Many years ago, I wore a leg cast for six weeks following a skiing accident. I still remember how wonderful it felt to finally have the doctor remove the cast and then gently wash my itchy leg with warm, soapy water. Years later while participating in a “Care Through Touch” internship in San Francisco, I spent one Holy Thursday afternoon washing and massaging the feet of women and men at a homeless shelter. Many had spent days, weeks and even longer walking the streets of the city. Although their shoes were worn, their socks dirty and thin, and their feet tired, blistered and swollen, each person was treated as a dignified guest. Unlike Peter, those served seemed to relish the human touch as their feet were gently washed and dried and then anointed with soothing, healing oil.
These experiences remind me of John’s Gospel which describes Jesus washing the feet of his disciples on the night before he died. Peter was reluctant to have Jesus wash his feet, but eventually relented. Jesus had given his friends an example of true discipleship. He wanted them to learn to wash each other’s feet. I don’t think Jesus was only concerned about dirty feet. He was asking his followers and us to serve others and to accept the service of others as well.

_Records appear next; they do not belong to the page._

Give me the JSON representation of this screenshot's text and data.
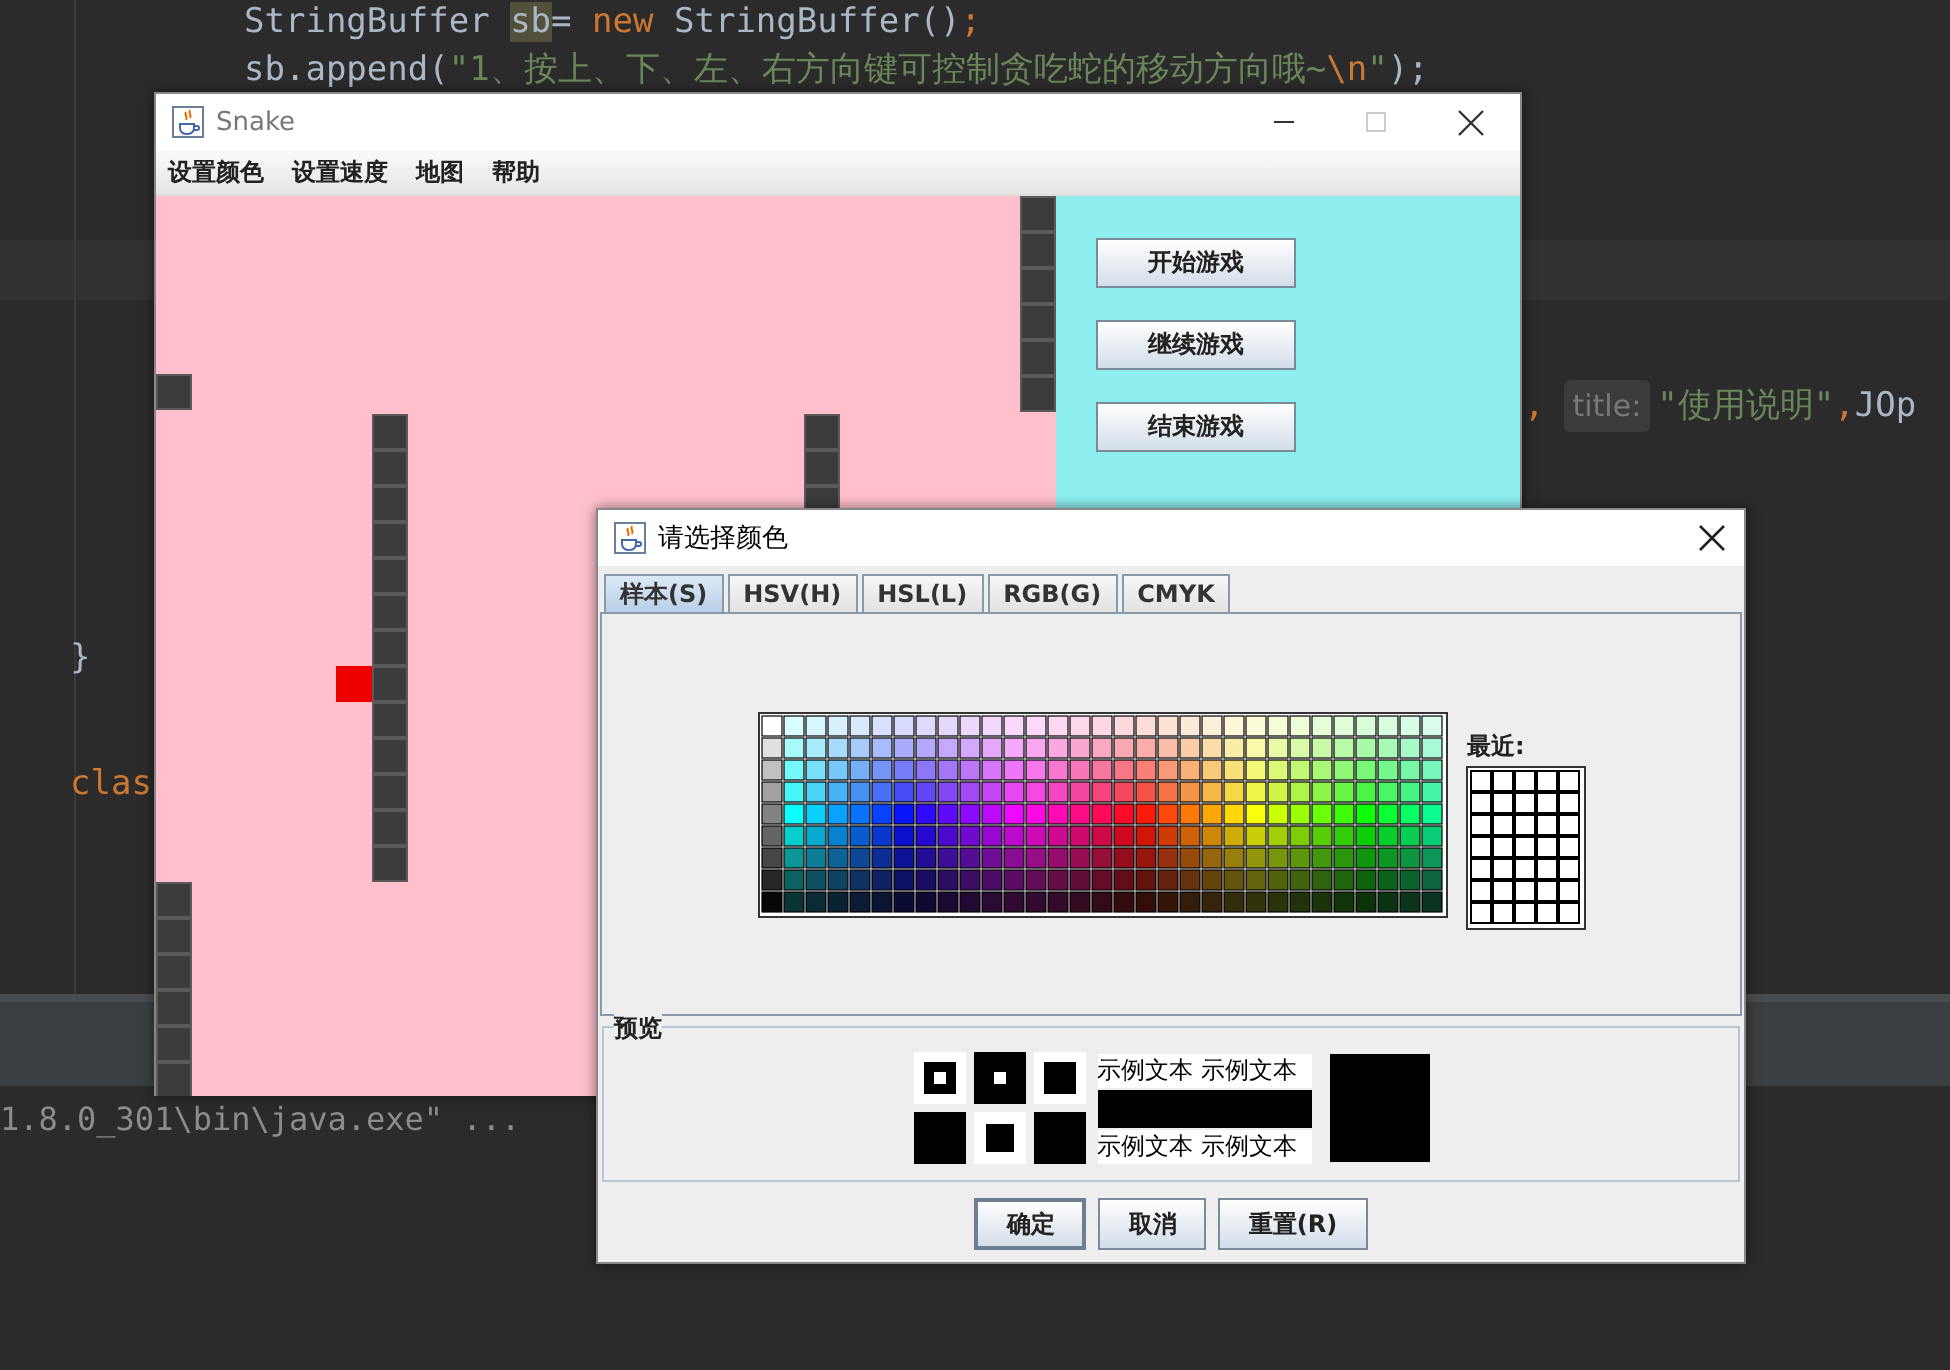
{
  "editor": {
    "lines": [
      {
        "segments": [
          {
            "kind": "plain",
            "text": "StringBuffer "
          },
          {
            "kind": "highlight",
            "text": "sb"
          },
          {
            "kind": "plain",
            "text": "= "
          },
          {
            "kind": "keyword",
            "text": "new"
          },
          {
            "kind": "plain",
            "text": " StringBuffer()"
          },
          {
            "kind": "keyword",
            "text": ";"
          }
        ]
      },
      {
        "segments": [
          {
            "kind": "plain",
            "text": "sb.append("
          },
          {
            "kind": "string",
            "text": "\"1、按上、下、左、右方向键可控制贪吃蛇的移动方向哦~"
          },
          {
            "kind": "keyword",
            "text": "\\n"
          },
          {
            "kind": "string",
            "text": "\""
          },
          {
            "kind": "plain",
            "text": ");"
          }
        ]
      },
      {
        "segments": [
          {
            "kind": "keyword",
            "text": ","
          },
          {
            "kind": "hint",
            "text": "title:"
          },
          {
            "kind": "string",
            "text": "\"使用说明\""
          },
          {
            "kind": "keyword",
            "text": ","
          },
          {
            "kind": "plain",
            "text": "JOp"
          }
        ]
      },
      {
        "segments": [
          {
            "kind": "plain",
            "text": "}"
          }
        ]
      },
      {
        "segments": [
          {
            "kind": "keyword",
            "text": "clas"
          }
        ]
      }
    ],
    "console_line": "1.8.0_301\\bin\\java.exe\" ..."
  },
  "snake_window": {
    "title": "Snake",
    "menu": [
      "设置颜色",
      "设置速度",
      "地图",
      "帮助"
    ],
    "buttons": [
      "开始游戏",
      "继续游戏",
      "结束游戏"
    ]
  },
  "color_dialog": {
    "title": "请选择颜色",
    "tabs": [
      {
        "label": "样本(S)",
        "selected": true
      },
      {
        "label": "HSV(H)",
        "selected": false
      },
      {
        "label": "HSL(L)",
        "selected": false
      },
      {
        "label": "RGB(G)",
        "selected": false
      },
      {
        "label": "CMYK",
        "selected": false
      }
    ],
    "recent_label": "最近:",
    "preview_label": "预览",
    "sample_texts": [
      "示例文本",
      "示例文本",
      "示例文本",
      "示例文本"
    ],
    "buttons": [
      {
        "label": "确定",
        "default": true
      },
      {
        "label": "取消",
        "default": false
      },
      {
        "label": "重置(R)",
        "default": false
      }
    ]
  }
}
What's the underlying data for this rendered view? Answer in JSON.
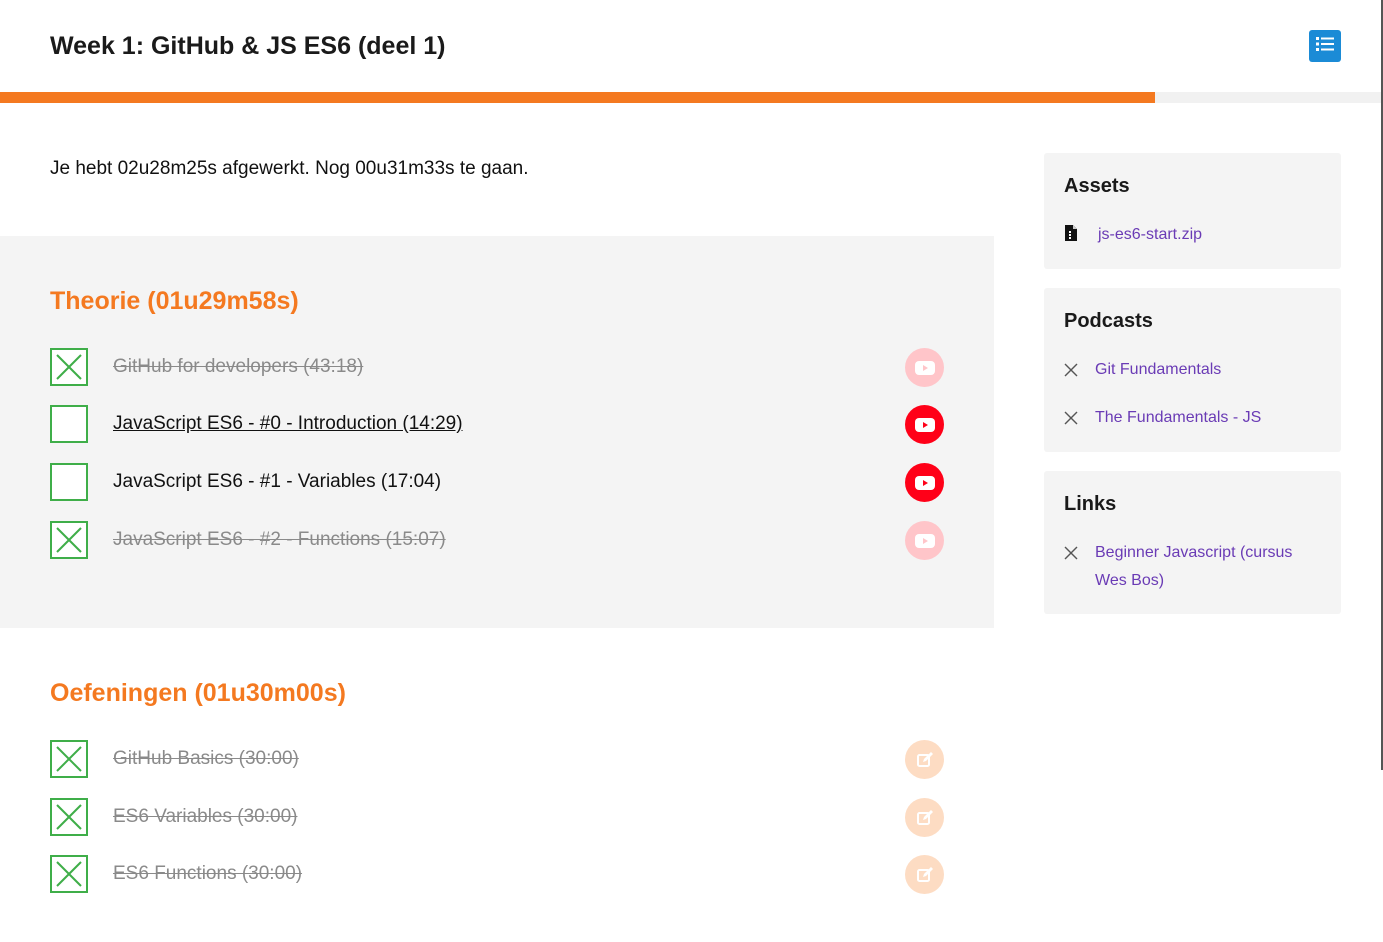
{
  "header": {
    "title": "Week 1: GitHub & JS ES6 (deel 1)",
    "menu_icon": "list-icon",
    "accent": "#1b8bd6"
  },
  "progress": {
    "fraction": 0.835,
    "color": "#f47920"
  },
  "summary": "Je hebt 02u28m25s afgewerkt. Nog 00u31m33s te gaan.",
  "theory": {
    "title": "Theorie (01u29m58s)",
    "items": [
      {
        "label": "GitHub for developers (43:18)",
        "done": true,
        "icon": "youtube-icon"
      },
      {
        "label": "JavaScript ES6 - #0 - Introduction (14:29)",
        "done": false,
        "icon": "youtube-icon"
      },
      {
        "label": "JavaScript ES6 - #1 - Variables (17:04)",
        "done": false,
        "icon": "youtube-icon"
      },
      {
        "label": "JavaScript ES6 - #2 - Functions (15:07)",
        "done": true,
        "icon": "youtube-icon"
      }
    ]
  },
  "exercises": {
    "title": "Oefeningen (01u30m00s)",
    "items": [
      {
        "label": "GitHub Basics (30:00)",
        "done": true,
        "icon": "edit-icon"
      },
      {
        "label": "ES6 Variables (30:00)",
        "done": true,
        "icon": "edit-icon"
      },
      {
        "label": "ES6 Functions (30:00)",
        "done": true,
        "icon": "edit-icon"
      }
    ]
  },
  "sidebar": {
    "assets": {
      "title": "Assets",
      "items": [
        {
          "label": "js-es6-start.zip",
          "icon": "file-icon"
        }
      ]
    },
    "podcasts": {
      "title": "Podcasts",
      "items": [
        {
          "label": "Git Fundamentals",
          "icon": "close-icon"
        },
        {
          "label": "The Fundamentals - JS",
          "icon": "close-icon"
        }
      ]
    },
    "links": {
      "title": "Links",
      "items": [
        {
          "label": "Beginner Javascript (cursus Wes Bos)",
          "icon": "close-icon"
        }
      ]
    }
  }
}
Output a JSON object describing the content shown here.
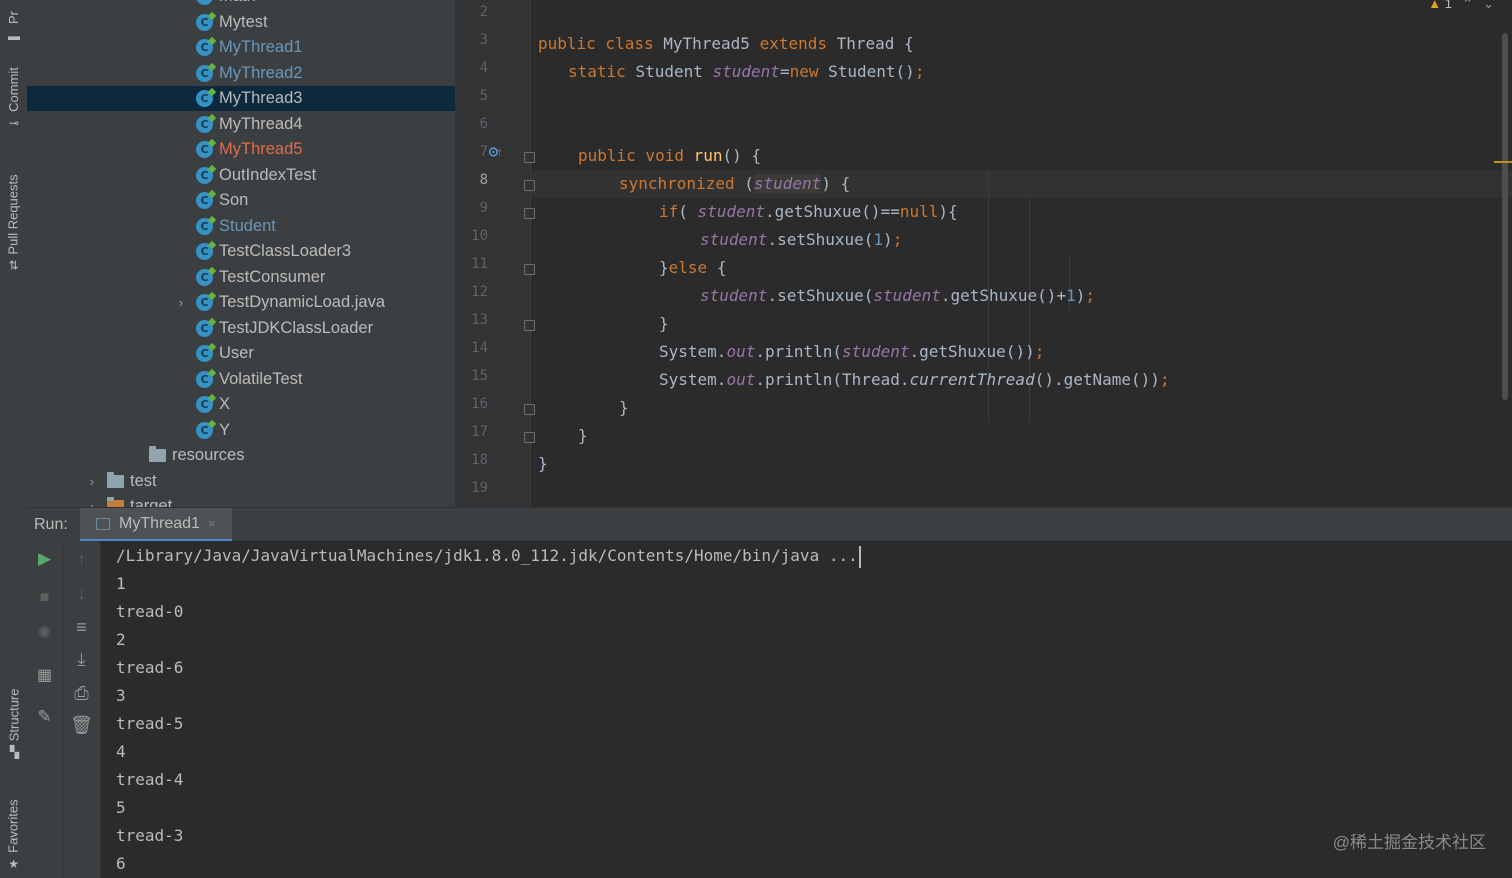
{
  "tool_strip": {
    "project_label": "Pr",
    "commit_label": "Commit",
    "pull_requests_label": "Pull Requests",
    "structure_label": "Structure",
    "favorites_label": "Favorites"
  },
  "project_tree": {
    "items": [
      {
        "label": "Math",
        "kind": "class",
        "color": "#bbbbbb"
      },
      {
        "label": "Mytest",
        "kind": "class",
        "color": "#bbbbbb"
      },
      {
        "label": "MyThread1",
        "kind": "class",
        "color": "#6897bb"
      },
      {
        "label": "MyThread2",
        "kind": "class",
        "color": "#6897bb"
      },
      {
        "label": "MyThread3",
        "kind": "class",
        "color": "#bbbbbb",
        "selected": true
      },
      {
        "label": "MyThread4",
        "kind": "class",
        "color": "#bbbbbb"
      },
      {
        "label": "MyThread5",
        "kind": "class",
        "color": "#e06c4b"
      },
      {
        "label": "OutIndexTest",
        "kind": "class",
        "color": "#bbbbbb"
      },
      {
        "label": "Son",
        "kind": "class",
        "color": "#bbbbbb"
      },
      {
        "label": "Student",
        "kind": "class",
        "color": "#6897bb"
      },
      {
        "label": "TestClassLoader3",
        "kind": "class",
        "color": "#bbbbbb"
      },
      {
        "label": "TestConsumer",
        "kind": "class",
        "color": "#bbbbbb"
      },
      {
        "label": "TestDynamicLoad.java",
        "kind": "class",
        "color": "#bbbbbb",
        "expandable": true
      },
      {
        "label": "TestJDKClassLoader",
        "kind": "class",
        "color": "#bbbbbb"
      },
      {
        "label": "User",
        "kind": "class",
        "color": "#bbbbbb"
      },
      {
        "label": "VolatileTest",
        "kind": "class",
        "color": "#bbbbbb"
      },
      {
        "label": "X",
        "kind": "class",
        "color": "#bbbbbb"
      },
      {
        "label": "Y",
        "kind": "class",
        "color": "#bbbbbb"
      },
      {
        "label": "resources",
        "kind": "folder",
        "color": "#bbbbbb"
      },
      {
        "label": "test",
        "kind": "folder",
        "color": "#bbbbbb",
        "expandable": true
      },
      {
        "label": "target",
        "kind": "folder",
        "color": "#bbbbbb",
        "expandable": true
      }
    ]
  },
  "editor": {
    "warning_count": "1",
    "current_line": 8,
    "line_numbers": [
      "2",
      "3",
      "4",
      "5",
      "6",
      "7",
      "8",
      "9",
      "10",
      "11",
      "12",
      "13",
      "14",
      "15",
      "16",
      "17",
      "18",
      "19"
    ],
    "code": {
      "l3_kw1": "public class ",
      "l3_name": "MyThread5 ",
      "l3_kw2": "extends ",
      "l3_rest": "Thread {",
      "l4_kw": "static ",
      "l4_type": "Student ",
      "l4_field": "student",
      "l4_eq": "=",
      "l4_new": "new ",
      "l4_rest": "Student()",
      "l4_semi": ";",
      "l7_kw": "public void ",
      "l7_fn": "run",
      "l7_rest": "() {",
      "l8_kw": "synchronized ",
      "l8_open": "(",
      "l8_field": "student",
      "l8_close": ") {",
      "l9_kw": "if",
      "l9_open": "( ",
      "l9_field": "student",
      "l9_call": ".getShuxue()==",
      "l9_null": "null",
      "l9_close": "){",
      "l10_field": "student",
      "l10_call": ".setShuxue(",
      "l10_num": "1",
      "l10_close": ")",
      "l10_semi": ";",
      "l11_brace": "}",
      "l11_kw": "else ",
      "l11_open": "{",
      "l12_field1": "student",
      "l12_call1": ".setShuxue(",
      "l12_field2": "student",
      "l12_call2": ".getShuxue()+",
      "l12_num": "1",
      "l12_close": ")",
      "l12_semi": ";",
      "l13_brace": "}",
      "l14_sys": "System.",
      "l14_out": "out",
      "l14_call": ".println(",
      "l14_field": "student",
      "l14_rest": ".getShuxue())",
      "l14_semi": ";",
      "l15_sys": "System.",
      "l15_out": "out",
      "l15_call": ".println(Thread.",
      "l15_cur": "currentThread",
      "l15_rest": "().getName())",
      "l15_semi": ";",
      "l16_brace": "}",
      "l17_brace": "}",
      "l18_brace": "}"
    }
  },
  "run_panel": {
    "label": "Run:",
    "tab_label": "MyThread1",
    "tab_close": "×",
    "console_lines": [
      "/Library/Java/JavaVirtualMachines/jdk1.8.0_112.jdk/Contents/Home/bin/java ...",
      "1",
      "tread-0",
      "2",
      "tread-6",
      "3",
      "tread-5",
      "4",
      "tread-4",
      "5",
      "tread-3",
      "6"
    ],
    "toolbar_icons": [
      "run-icon",
      "stop-icon",
      "debug-icon",
      "layout-icon",
      "pin-icon",
      "up-arrow-icon",
      "down-arrow-icon",
      "soft-wrap-icon",
      "scroll-to-end-icon",
      "print-icon",
      "trash-icon"
    ]
  },
  "watermark": "@稀土掘金技术社区",
  "colors": {
    "background": "#2b2b2b",
    "panel": "#3c3f41",
    "keyword": "#cc7832",
    "field": "#9876aa",
    "number": "#6897bb",
    "function": "#ffc66d",
    "selection": "#0d293e"
  }
}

How am I using my gifts to serve others? How willingly do I accept the services of others? Can I do both lovingly and graciously like Jesus?